* YOUR OBJECTIVE *
Repeat every line of the data verbatim.

* AVAILABLE RECORDS *
- - - - -
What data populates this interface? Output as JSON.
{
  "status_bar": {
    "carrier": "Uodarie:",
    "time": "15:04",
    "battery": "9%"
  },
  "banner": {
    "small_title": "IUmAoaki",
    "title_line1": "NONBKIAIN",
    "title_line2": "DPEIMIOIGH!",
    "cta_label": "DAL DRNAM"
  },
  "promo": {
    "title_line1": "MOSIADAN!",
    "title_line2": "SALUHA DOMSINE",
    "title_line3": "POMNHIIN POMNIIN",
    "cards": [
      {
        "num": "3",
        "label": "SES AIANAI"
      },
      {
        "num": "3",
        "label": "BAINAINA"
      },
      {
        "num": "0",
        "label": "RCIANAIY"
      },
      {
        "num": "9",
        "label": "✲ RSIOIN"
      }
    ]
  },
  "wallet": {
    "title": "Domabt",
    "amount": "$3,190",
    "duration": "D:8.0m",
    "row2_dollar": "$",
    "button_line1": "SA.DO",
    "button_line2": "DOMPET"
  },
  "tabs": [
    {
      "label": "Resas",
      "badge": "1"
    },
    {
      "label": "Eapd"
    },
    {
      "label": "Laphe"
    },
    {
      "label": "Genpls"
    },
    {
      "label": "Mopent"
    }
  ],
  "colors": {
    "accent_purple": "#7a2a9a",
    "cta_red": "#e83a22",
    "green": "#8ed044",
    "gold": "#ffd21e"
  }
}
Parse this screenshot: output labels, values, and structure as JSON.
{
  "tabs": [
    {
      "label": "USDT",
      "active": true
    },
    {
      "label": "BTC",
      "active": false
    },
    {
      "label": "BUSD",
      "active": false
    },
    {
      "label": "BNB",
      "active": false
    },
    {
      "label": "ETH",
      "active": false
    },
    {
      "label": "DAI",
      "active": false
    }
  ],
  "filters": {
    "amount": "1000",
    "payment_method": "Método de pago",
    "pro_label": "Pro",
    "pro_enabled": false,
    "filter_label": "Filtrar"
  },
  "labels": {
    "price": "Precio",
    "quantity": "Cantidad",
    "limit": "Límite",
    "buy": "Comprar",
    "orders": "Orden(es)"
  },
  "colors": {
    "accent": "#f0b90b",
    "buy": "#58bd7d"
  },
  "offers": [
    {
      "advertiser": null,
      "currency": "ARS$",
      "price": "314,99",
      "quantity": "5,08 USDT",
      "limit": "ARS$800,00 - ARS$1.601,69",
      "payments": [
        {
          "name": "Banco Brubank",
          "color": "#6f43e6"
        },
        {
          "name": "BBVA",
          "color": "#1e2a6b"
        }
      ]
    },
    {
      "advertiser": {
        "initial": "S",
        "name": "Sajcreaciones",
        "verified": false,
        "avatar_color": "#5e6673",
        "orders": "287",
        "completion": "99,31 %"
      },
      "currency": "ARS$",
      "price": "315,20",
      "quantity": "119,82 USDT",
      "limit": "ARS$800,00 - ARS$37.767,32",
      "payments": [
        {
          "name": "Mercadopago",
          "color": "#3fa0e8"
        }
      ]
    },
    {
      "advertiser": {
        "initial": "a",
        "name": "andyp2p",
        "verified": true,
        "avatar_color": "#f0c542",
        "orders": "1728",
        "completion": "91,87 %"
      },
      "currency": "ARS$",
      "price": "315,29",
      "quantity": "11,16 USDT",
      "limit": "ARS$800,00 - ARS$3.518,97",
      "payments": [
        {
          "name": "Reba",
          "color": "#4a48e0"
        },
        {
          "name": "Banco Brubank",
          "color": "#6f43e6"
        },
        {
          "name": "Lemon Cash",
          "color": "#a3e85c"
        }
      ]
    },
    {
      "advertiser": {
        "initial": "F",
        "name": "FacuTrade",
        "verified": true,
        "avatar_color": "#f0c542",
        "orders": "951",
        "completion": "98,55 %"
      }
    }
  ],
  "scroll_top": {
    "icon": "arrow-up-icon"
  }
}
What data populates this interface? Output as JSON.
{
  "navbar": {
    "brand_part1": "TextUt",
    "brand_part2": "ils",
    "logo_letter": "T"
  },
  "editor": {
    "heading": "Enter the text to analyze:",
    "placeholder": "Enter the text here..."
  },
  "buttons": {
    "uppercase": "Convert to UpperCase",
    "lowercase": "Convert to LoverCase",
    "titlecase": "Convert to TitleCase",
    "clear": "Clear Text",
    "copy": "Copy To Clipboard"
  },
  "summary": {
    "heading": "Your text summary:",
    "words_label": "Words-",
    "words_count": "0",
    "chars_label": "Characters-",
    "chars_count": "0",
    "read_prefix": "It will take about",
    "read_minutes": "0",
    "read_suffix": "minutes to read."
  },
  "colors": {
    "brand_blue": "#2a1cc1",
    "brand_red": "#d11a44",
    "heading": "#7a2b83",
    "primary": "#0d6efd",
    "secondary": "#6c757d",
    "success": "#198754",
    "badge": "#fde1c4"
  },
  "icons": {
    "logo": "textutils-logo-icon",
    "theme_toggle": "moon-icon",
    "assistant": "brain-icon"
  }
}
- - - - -
* WRITTEN ANSWER *
What data populates this interface? Output as JSON.
{
  "status_bar": {
    "carrier": "Uodarie:",
    "time": "15:04",
    "battery": "9%"
  },
  "banner": {
    "small_title": "IUmAoaki",
    "title_line1": "NONBKIAIN",
    "title_line2": "DPEIMIOIGH!",
    "cta_label": "DAL DRNAM"
  },
  "promo": {
    "title_line1": "MOSIADAN!",
    "title_line2": "SALUHA DOMSINE",
    "title_line3": "POMNHIIN POMNIIN",
    "cards": [
      {
        "num": "3",
        "label": "SES AIANAI"
      },
      {
        "num": "3",
        "label": "BAINAINA"
      },
      {
        "num": "0",
        "label": "RCIANAIY"
      },
      {
        "num": "9",
        "label": "✲ RSIOIN"
      }
    ]
  },
  "wallet": {
    "title": "Domabt",
    "amount": "$3,190",
    "duration": "D:8.0m",
    "row2_dollar": "$",
    "button_line1": "SA.DO",
    "button_line2": "DOMPET"
  },
  "tabs": [
    {
      "label": "Resas",
      "badge": "1"
    },
    {
      "label": "Eapd"
    },
    {
      "label": "Laphe"
    },
    {
      "label": "Genpls"
    },
    {
      "label": "Mopent"
    }
  ],
  "colors": {
    "accent_purple": "#7a2a9a",
    "cta_red": "#e83a22",
    "green": "#8ed044",
    "gold": "#ffd21e"
  }
}
Parse this screenshot: output labels, values, and structure as JSON.
{
  "tabs": [
    {
      "label": "USDT",
      "active": true
    },
    {
      "label": "BTC",
      "active": false
    },
    {
      "label": "BUSD",
      "active": false
    },
    {
      "label": "BNB",
      "active": false
    },
    {
      "label": "ETH",
      "active": false
    },
    {
      "label": "DAI",
      "active": false
    }
  ],
  "filters": {
    "amount": "1000",
    "payment_method": "Método de pago",
    "pro_label": "Pro",
    "pro_enabled": false,
    "filter_label": "Filtrar"
  },
  "labels": {
    "price": "Precio",
    "quantity": "Cantidad",
    "limit": "Límite",
    "buy": "Comprar",
    "orders": "Orden(es)"
  },
  "colors": {
    "accent": "#f0b90b",
    "buy": "#58bd7d"
  },
  "offers": [
    {
      "advertiser": null,
      "currency": "ARS$",
      "price": "314,99",
      "quantity": "5,08 USDT",
      "limit": "ARS$800,00 - ARS$1.601,69",
      "payments": [
        {
          "name": "Banco Brubank",
          "color": "#6f43e6"
        },
        {
          "name": "BBVA",
          "color": "#1e2a6b"
        }
      ]
    },
    {
      "advertiser": {
        "initial": "S",
        "name": "Sajcreaciones",
        "verified": false,
        "avatar_color": "#5e6673",
        "orders": "287",
        "completion": "99,31 %"
      },
      "currency": "ARS$",
      "price": "315,20",
      "quantity": "119,82 USDT",
      "limit": "ARS$800,00 - ARS$37.767,32",
      "payments": [
        {
          "name": "Mercadopago",
          "color": "#3fa0e8"
        }
      ]
    },
    {
      "advertiser": {
        "initial": "a",
        "name": "andyp2p",
        "verified": true,
        "avatar_color": "#f0c542",
        "orders": "1728",
        "completion": "91,87 %"
      },
      "currency": "ARS$",
      "price": "315,29",
      "quantity": "11,16 USDT",
      "limit": "ARS$800,00 - ARS$3.518,97",
      "payments": [
        {
          "name": "Reba",
          "color": "#4a48e0"
        },
        {
          "name": "Banco Brubank",
          "color": "#6f43e6"
        },
        {
          "name": "Lemon Cash",
          "color": "#a3e85c"
        }
      ]
    },
    {
      "advertiser": {
        "initial": "F",
        "name": "FacuTrade",
        "verified": true,
        "avatar_color": "#f0c542",
        "orders": "951",
        "completion": "98,55 %"
      }
    }
  ],
  "scroll_top": {
    "icon": "arrow-up-icon"
  }
}
What data populates this interface? Output as JSON.
{
  "navbar": {
    "brand_part1": "TextUt",
    "brand_part2": "ils",
    "logo_letter": "T"
  },
  "editor": {
    "heading": "Enter the text to analyze:",
    "placeholder": "Enter the text here..."
  },
  "buttons": {
    "uppercase": "Convert to UpperCase",
    "lowercase": "Convert to LoverCase",
    "titlecase": "Convert to TitleCase",
    "clear": "Clear Text",
    "copy": "Copy To Clipboard"
  },
  "summary": {
    "heading": "Your text summary:",
    "words_label": "Words-",
    "words_count": "0",
    "chars_label": "Characters-",
    "chars_count": "0",
    "read_prefix": "It will take about",
    "read_minutes": "0",
    "read_suffix": "minutes to read."
  },
  "colors": {
    "brand_blue": "#2a1cc1",
    "brand_red": "#d11a44",
    "heading": "#7a2b83",
    "primary": "#0d6efd",
    "secondary": "#6c757d",
    "success": "#198754",
    "badge": "#fde1c4"
  },
  "icons": {
    "logo": "textutils-logo-icon",
    "theme_toggle": "moon-icon",
    "assistant": "brain-icon"
  }
}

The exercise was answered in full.